The sports-agent profession is spiraling out of control.
John Phillips is a 10-year trial lawyer and a rookie sports agent, having just secured certification through the NFL Players Association last October. Now he's trying to change the corrupt athlete-agent culture from within - not only as owner of the Breakthrough Sports Agency, but by authoring a law review article that looks at how his profession has spiraled out of control to the point where in May several agents and more than a dozen underclassmen college football players flaunted the rules by partying together in South Beach, Fla. "Within the past six months, the NCAA's quote-unquote witch hunt has transferred from coaches and boosters to agents," he told Paul Steinbach, who asked Phillips to comment on a profession in which $20 and a filled-out application form can get you nearly unregulated access to the amateur talent pool.
Q: What was your reaction to Alabama coach Nick Saban likening agents to pimps?
A: You can go after Saban all you want, but the fact is what he said - hyperbole or not - is true. Fifty percent of the guys in our business will do anything to get a player and always have. That's the problem. And for Saban to say, "Look, NFL, if you don't handle this, we're not going to let you on our campus," well, that's as big a shot across the bow as I've seen in sports in years.
Q: Is the NFLPA doing enough to rein in rogue agents?
A: The NFLPA has attempted to strengthen its requirements.

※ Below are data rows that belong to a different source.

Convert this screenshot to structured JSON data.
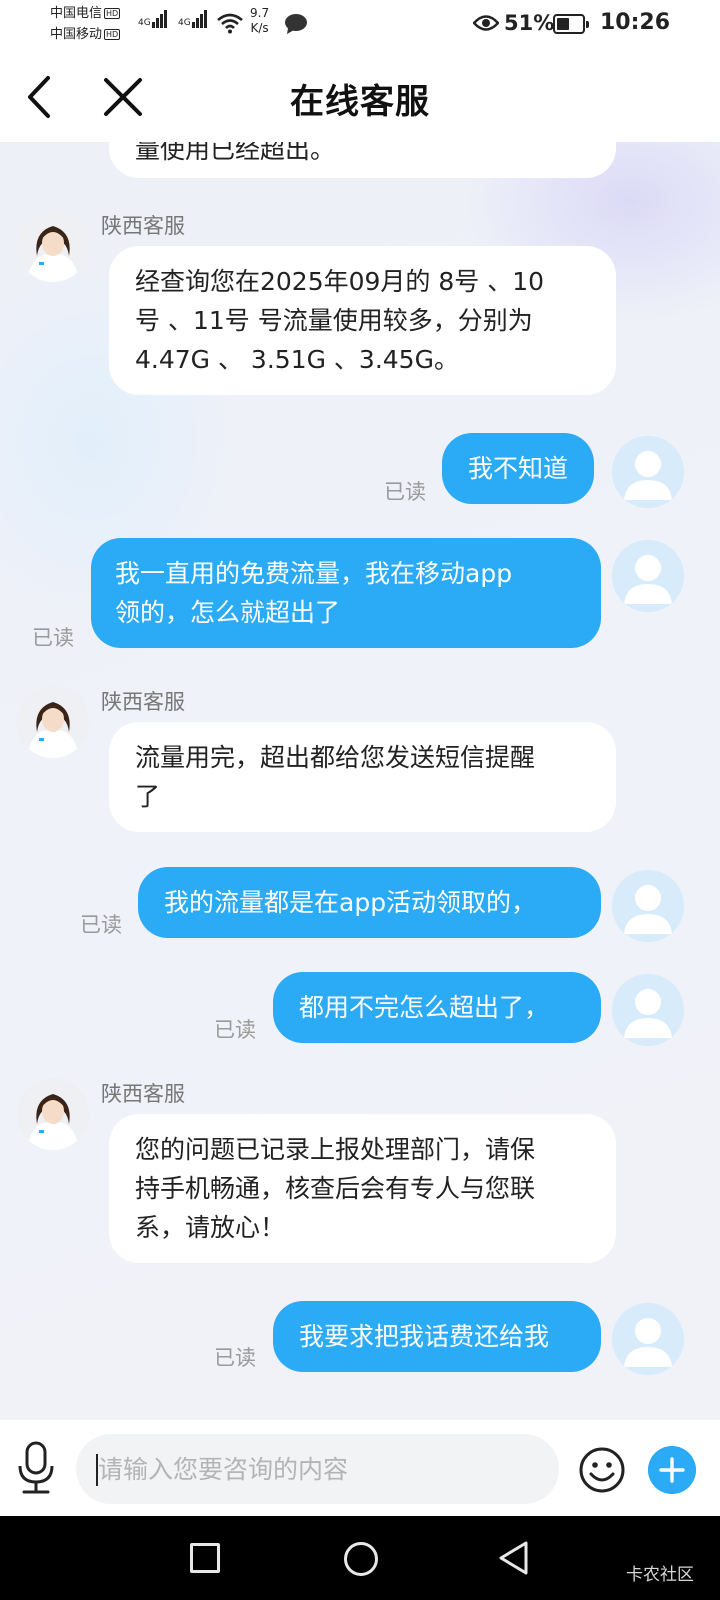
{
  "status_bar": {
    "carrier1": "中国电信",
    "carrier2": "中国移动",
    "hd_badge": "HD",
    "net_type1": "4G",
    "net_type2": "4G",
    "net_speed_value": "9.7",
    "net_speed_unit": "K/s",
    "battery_percent": "51%",
    "battery_level": 0.51,
    "time": "10:26",
    "icons": [
      "signal-icon",
      "wifi-icon",
      "message-icon",
      "eye-icon",
      "battery-icon"
    ]
  },
  "header": {
    "back_icon": "chevron-left-icon",
    "close_icon": "close-icon",
    "title": "在线客服"
  },
  "messages": [
    {
      "role": "agent",
      "partial": true,
      "lines": [
        "量使用已经超出。"
      ]
    },
    {
      "role": "agent",
      "sender": "陕西客服",
      "lines": [
        "经查询您在2025年09月的 8号 、10",
        "号 、11号 号流量使用较多，分别为",
        "4.47G 、 3.51G 、3.45G。"
      ]
    },
    {
      "role": "user",
      "status": "已读",
      "lines": [
        "我不知道"
      ]
    },
    {
      "role": "user",
      "status": "已读",
      "lines": [
        "我一直用的免费流量，我在移动app",
        "领的，怎么就超出了"
      ]
    },
    {
      "role": "agent",
      "sender": "陕西客服",
      "lines": [
        "流量用完，超出都给您发送短信提醒",
        "了"
      ]
    },
    {
      "role": "user",
      "status": "已读",
      "lines": [
        "我的流量都是在app活动领取的，"
      ]
    },
    {
      "role": "user",
      "status": "已读",
      "lines": [
        "都用不完怎么超出了，"
      ]
    },
    {
      "role": "agent",
      "sender": "陕西客服",
      "lines": [
        "您的问题已记录上报处理部门，请保",
        "持手机畅通，核查后会有专人与您联",
        "系，请放心！"
      ]
    },
    {
      "role": "user",
      "status": "已读",
      "lines": [
        "我要求把我话费还给我"
      ]
    }
  ],
  "input_bar": {
    "placeholder": "请输入您要咨询的内容",
    "value": "",
    "mic_icon": "microphone-icon",
    "emoji_icon": "emoji-icon",
    "plus_icon": "plus-icon",
    "accent_color": "#2baaf6"
  },
  "nav_bar": {
    "icons": [
      "recent-apps-icon",
      "home-icon",
      "back-triangle-icon"
    ],
    "watermark": "卡农社区"
  }
}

They're trying to make it harder for would-be agents to get in, which seemingly is only making it more competitive. If you don't have a client on a 53-man roster in three seasons, you're out. So you've spent money recruiting guys over three years, and the next thing you know you're in for $100,000 and you still don't have a client. It becomes a measure of risk versus reward. Am I going to get caught and what's going to happen to me? In all probability, no and nothing. And what's the reward? Well, if you get a first-rounder, you get a six-figure pop. There's motivation to cheat. Even though it's not a law-making entity, the NFLPA needs to regulate more and have swifter punishment. There needs to be a federal registration or licensing system such that, if you're rogue and you're a cheater, you know what's coming and when it's coming. As it stands, there's really no fear of retribution.
Q: How about the campus side of this equation?
A: Compliance departments are slowly implementing agent approval forms. If you're doing it all the right way - you're approved by the state, you're approved by the school, you've gotten compliance's blessing - you can walk in the front door and make an introduction. But it takes a long time, and by that time some of your seedy competitors have already come in and, through runners and dirty networking, stolen your clients. Still, for schools to know and be comfortable with who's representing their players is healthy, because it shows the NCAA that the schools are taking assertive measures to make sure they're getting their guys in the right hands. There are some fantastic agents out there. It's going to take a clean, fresh look at what we all can do to see that the good eggs get rewarded and the bad ones get cracked.